Kershaw had a subpar start against the Astros in Game 5 of the World Series last year and the narrative hit a fever pitch. I dug into the numbers at that point and found that a not-insignificant portion of Kershaw’s playoff ERA could be attributed to relievers coming in after him and failing to strand their inherited runners. At the time of that writing (October 30, 2017), Dodger relievers allowed 10 of 16 runners inherited from Kershaw in the playoffs to score, a strand rate of 37.5 percent. That’s roughly half of the league average (around 75 percent).

Kershaw finished out the World Series last year by pitching four scoreless innings of relief in Game 7. He returned to the postseason, starting Game 2 of the NLDS against the Braves this year and tossed eight shutout frames on just two hits with no walks. The narrative should have died there, too. It, of course did not. As the Dodgers advanced to the NLCS, Kershaw got the Game 1 nod against the Brewers and struggled. The Brewers got him for five runs (four earned) across three-plus innings. One of those runs included a home run hit by the opposing pitcher (Brandon Woodruff). Kershaw was also hurt by a passed ball and catcher’s interference on the part of Yasmani Grandal in the third inning. Not a great outing, but not as bad as the line score read, either.

In Game 5 of the NLCS on Wednesday evening, Kershaw once again redeemed himself. He limited the Brewers this time around to a lone run on three hits and two walks with nine strikeouts over seven innings of work. The only run came around in the third inning when Lorenzo Cain hit an RBI double to center field. Kershaw’s career postseason ERA is now 4.11 and it would be much lower if his bullpen had, in the past, done its job more effectively.

According to Katie Sharp of The Athletic, tonight’s postseason start was Kershaw’s eighth in which he allowed one run or fewer and three hits or fewer. No other pitcher in baseball history has made more than five such starts. That’s partially a function of opportunity, as the Dodgers have been in the postseason every year dating back to 2013 as well as in 2008 and ’09. But Kershaw still has to go out there and make the pitches, and he largely has.

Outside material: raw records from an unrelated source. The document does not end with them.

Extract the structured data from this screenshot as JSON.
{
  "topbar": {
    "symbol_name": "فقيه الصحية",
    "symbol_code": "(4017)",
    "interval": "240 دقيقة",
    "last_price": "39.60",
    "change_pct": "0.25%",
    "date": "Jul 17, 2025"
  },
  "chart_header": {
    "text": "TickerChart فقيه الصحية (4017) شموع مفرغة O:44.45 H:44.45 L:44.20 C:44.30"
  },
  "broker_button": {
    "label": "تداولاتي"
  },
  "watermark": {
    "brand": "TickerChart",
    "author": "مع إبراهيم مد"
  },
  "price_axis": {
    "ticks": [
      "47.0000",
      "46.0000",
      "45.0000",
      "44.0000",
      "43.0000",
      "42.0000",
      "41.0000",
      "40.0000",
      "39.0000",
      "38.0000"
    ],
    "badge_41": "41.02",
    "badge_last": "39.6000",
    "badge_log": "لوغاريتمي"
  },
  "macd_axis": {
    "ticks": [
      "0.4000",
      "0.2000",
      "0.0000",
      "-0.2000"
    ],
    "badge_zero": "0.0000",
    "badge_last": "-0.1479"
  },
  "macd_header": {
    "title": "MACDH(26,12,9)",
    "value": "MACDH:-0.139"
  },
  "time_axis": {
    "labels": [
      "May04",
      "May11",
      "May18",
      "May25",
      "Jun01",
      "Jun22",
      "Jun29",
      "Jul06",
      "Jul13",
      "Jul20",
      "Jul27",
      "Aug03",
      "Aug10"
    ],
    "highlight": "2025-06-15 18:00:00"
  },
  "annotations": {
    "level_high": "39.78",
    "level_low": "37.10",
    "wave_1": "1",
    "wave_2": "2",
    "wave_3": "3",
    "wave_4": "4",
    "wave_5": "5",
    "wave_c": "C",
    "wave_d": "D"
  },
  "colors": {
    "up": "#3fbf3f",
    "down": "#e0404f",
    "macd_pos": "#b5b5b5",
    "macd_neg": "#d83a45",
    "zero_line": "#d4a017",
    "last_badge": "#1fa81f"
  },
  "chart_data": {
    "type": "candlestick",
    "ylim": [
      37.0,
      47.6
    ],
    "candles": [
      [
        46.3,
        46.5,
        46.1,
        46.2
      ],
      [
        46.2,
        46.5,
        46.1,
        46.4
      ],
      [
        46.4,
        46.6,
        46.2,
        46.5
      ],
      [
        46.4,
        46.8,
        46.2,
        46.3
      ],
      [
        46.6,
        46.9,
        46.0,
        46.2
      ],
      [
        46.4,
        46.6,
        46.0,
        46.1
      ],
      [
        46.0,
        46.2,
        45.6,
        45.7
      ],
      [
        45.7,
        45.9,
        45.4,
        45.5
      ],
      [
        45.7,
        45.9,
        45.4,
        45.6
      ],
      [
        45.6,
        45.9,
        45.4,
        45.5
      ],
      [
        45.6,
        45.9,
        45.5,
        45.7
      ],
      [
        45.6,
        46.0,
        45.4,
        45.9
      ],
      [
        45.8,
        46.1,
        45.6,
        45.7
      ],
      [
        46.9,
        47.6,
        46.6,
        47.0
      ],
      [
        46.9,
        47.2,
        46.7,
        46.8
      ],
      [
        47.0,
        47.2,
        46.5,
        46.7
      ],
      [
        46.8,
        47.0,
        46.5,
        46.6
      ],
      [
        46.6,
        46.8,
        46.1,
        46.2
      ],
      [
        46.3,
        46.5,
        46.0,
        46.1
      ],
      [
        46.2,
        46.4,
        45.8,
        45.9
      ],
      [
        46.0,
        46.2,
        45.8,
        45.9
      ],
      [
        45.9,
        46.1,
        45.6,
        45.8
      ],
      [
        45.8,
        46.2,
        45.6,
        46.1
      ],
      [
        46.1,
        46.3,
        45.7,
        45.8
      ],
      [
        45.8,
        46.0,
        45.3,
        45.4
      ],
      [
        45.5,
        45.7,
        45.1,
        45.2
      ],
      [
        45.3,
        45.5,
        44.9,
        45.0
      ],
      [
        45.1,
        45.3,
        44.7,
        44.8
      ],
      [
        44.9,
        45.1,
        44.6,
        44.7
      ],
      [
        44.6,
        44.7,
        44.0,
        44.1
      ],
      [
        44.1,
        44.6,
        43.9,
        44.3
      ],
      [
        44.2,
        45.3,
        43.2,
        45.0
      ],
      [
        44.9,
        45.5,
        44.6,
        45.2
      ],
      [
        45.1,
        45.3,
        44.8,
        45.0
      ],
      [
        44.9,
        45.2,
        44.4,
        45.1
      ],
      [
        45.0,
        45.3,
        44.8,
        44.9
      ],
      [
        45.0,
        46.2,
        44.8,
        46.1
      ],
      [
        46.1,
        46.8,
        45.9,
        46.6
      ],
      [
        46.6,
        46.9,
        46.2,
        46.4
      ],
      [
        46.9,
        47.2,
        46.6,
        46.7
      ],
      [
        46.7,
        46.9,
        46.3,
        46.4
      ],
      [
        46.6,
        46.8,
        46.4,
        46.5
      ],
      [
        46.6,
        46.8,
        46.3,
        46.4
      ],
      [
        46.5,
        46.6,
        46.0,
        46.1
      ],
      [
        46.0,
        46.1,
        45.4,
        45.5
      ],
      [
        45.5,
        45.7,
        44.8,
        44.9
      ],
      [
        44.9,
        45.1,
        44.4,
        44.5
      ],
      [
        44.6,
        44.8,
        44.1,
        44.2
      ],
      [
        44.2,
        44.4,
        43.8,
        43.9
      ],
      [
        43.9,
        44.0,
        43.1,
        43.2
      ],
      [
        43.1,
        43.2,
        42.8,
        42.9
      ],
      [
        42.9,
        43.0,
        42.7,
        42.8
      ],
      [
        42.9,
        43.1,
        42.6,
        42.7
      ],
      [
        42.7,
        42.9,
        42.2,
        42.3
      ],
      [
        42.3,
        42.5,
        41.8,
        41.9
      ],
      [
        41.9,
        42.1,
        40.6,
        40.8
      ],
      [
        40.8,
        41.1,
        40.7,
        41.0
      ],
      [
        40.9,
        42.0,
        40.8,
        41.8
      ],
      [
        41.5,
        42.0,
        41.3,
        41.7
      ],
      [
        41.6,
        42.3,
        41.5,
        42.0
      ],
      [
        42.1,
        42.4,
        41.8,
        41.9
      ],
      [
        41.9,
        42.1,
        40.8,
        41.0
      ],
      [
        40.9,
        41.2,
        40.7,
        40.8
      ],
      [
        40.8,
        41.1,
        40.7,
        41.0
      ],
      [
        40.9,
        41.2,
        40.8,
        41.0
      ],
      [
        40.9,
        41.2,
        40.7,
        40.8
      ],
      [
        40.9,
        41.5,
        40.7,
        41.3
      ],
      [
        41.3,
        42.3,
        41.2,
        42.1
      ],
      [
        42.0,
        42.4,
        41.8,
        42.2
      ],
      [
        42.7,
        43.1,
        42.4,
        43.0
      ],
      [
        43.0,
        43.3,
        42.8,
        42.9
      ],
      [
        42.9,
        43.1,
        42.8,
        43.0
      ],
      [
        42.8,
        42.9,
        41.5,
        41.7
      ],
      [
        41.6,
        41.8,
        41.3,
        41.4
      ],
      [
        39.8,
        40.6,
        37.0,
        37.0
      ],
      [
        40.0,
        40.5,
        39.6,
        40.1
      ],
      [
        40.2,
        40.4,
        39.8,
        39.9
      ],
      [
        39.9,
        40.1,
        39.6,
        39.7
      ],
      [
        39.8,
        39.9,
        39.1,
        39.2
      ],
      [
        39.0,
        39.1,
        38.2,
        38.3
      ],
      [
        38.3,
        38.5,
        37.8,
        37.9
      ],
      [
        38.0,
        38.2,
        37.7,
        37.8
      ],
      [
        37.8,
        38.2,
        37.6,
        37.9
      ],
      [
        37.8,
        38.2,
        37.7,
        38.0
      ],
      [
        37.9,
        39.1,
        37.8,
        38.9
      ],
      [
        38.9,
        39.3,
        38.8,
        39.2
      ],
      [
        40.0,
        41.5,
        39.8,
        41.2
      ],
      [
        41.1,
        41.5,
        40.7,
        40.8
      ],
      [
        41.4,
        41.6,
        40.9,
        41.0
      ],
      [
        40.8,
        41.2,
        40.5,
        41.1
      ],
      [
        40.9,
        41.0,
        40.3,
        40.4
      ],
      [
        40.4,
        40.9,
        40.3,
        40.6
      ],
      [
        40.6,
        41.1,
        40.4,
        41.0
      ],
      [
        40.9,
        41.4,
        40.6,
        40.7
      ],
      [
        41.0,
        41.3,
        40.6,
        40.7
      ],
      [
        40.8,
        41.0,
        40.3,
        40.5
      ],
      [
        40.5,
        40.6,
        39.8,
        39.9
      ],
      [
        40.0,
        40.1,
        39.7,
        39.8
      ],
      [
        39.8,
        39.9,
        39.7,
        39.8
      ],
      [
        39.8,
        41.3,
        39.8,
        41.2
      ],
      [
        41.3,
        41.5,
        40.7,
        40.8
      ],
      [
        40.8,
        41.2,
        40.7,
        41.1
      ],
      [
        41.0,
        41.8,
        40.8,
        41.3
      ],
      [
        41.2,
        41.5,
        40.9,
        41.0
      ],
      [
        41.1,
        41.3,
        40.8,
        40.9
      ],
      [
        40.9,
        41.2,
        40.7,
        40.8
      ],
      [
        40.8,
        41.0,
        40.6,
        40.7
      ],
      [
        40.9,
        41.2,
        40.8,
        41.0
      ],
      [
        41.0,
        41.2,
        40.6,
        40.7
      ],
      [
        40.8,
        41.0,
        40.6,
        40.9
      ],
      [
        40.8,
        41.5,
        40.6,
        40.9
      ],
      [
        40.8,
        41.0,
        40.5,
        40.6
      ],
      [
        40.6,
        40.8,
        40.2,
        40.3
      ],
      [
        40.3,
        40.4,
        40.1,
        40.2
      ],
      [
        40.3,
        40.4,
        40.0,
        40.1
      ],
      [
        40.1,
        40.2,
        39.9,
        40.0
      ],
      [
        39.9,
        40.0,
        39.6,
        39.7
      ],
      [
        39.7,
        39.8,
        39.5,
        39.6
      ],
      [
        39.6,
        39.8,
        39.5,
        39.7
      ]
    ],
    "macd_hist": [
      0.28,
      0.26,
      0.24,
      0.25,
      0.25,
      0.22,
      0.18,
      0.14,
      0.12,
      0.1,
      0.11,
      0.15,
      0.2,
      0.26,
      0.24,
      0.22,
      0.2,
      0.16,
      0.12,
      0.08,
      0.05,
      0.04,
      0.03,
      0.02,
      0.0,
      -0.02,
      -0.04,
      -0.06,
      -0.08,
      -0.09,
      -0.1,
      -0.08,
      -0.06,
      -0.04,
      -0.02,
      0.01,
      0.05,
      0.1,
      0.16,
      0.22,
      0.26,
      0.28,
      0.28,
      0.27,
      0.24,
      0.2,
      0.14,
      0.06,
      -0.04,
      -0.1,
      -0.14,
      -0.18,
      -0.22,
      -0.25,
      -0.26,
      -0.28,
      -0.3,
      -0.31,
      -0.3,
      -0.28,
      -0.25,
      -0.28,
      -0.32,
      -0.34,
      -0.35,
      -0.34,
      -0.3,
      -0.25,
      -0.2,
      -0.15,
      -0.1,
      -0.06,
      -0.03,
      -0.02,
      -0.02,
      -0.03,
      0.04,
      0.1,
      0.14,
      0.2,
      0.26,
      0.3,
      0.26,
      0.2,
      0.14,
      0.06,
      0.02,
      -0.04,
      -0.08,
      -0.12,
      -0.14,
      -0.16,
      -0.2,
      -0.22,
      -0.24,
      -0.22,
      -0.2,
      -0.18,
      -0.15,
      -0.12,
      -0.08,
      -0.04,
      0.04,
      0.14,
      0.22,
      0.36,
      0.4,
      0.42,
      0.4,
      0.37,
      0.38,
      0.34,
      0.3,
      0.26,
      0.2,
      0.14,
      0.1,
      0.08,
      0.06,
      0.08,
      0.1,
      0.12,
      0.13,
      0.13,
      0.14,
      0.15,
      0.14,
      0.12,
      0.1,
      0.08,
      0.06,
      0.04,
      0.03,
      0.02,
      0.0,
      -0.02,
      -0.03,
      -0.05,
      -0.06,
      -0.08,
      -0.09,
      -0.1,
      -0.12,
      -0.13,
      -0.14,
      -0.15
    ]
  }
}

The “Kershaw can’t pitch in the postseason” narrative is dead. It never should have lived.